*** Opening of Dataset records ***
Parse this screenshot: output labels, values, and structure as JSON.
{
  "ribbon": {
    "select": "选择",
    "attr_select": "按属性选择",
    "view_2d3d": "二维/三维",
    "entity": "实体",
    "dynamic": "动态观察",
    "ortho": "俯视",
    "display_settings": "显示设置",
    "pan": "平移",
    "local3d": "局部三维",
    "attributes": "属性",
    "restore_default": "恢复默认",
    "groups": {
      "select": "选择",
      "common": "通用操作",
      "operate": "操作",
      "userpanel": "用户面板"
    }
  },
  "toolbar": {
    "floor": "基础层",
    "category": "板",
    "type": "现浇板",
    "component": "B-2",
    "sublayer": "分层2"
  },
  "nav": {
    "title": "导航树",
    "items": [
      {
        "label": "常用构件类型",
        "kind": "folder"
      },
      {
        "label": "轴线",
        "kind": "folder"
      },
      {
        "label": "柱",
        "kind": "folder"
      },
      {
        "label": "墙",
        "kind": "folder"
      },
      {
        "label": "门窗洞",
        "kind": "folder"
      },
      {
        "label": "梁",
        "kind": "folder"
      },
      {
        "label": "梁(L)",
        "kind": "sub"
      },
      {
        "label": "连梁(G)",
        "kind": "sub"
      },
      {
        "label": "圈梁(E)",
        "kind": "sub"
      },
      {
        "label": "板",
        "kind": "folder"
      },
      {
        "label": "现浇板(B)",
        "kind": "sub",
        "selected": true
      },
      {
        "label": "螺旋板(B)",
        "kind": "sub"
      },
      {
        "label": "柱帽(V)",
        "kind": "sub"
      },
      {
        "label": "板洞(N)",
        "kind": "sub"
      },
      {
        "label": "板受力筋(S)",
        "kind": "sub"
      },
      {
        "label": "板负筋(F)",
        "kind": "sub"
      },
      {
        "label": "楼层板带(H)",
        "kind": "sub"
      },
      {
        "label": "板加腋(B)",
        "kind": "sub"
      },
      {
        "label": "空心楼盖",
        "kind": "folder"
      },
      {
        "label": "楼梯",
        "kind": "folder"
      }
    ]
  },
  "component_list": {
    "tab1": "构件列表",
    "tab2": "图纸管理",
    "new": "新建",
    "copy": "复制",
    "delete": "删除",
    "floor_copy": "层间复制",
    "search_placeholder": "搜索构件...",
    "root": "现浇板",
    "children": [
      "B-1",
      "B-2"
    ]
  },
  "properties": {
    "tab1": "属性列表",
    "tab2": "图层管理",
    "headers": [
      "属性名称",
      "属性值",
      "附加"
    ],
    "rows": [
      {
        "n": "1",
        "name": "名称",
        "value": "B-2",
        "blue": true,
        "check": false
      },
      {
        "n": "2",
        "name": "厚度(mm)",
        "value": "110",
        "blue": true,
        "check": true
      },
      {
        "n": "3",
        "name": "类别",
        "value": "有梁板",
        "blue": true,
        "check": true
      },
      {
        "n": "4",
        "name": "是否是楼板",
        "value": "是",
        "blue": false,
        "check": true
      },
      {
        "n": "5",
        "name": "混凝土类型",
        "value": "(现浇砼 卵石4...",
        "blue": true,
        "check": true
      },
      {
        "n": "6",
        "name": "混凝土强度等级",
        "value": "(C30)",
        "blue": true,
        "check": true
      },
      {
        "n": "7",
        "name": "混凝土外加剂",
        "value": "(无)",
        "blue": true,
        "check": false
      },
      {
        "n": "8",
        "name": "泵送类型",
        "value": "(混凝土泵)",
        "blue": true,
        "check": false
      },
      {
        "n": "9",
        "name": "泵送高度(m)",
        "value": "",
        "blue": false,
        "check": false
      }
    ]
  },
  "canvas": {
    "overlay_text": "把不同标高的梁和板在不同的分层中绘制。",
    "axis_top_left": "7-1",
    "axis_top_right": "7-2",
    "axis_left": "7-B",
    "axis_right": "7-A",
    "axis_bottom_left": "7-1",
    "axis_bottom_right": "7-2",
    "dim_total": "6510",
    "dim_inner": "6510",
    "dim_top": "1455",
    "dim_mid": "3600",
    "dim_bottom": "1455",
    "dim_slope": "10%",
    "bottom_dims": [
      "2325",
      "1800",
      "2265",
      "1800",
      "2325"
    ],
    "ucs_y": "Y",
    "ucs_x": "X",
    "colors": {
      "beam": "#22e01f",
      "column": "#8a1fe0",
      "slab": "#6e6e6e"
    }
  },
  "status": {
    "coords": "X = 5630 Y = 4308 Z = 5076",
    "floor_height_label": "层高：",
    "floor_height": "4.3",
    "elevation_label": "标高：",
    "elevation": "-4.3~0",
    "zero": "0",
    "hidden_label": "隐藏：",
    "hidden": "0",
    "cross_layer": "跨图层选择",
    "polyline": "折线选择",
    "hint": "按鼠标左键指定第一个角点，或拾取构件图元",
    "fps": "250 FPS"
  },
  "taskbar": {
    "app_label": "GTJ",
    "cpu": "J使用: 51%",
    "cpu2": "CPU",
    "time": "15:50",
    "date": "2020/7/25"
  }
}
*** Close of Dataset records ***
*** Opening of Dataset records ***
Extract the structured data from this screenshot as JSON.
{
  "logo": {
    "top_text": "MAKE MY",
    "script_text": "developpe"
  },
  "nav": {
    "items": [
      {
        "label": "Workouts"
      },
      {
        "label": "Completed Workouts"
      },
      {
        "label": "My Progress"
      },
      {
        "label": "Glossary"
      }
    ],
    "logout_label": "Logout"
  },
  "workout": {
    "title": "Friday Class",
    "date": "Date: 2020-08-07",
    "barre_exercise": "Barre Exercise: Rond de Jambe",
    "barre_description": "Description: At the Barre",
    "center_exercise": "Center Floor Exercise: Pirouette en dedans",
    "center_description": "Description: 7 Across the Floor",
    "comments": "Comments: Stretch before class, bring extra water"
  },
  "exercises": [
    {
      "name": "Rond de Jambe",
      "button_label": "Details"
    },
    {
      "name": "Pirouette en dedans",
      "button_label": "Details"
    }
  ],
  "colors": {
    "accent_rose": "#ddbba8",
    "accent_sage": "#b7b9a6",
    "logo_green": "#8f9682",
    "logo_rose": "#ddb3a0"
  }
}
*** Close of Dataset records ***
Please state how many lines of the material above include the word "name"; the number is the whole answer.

11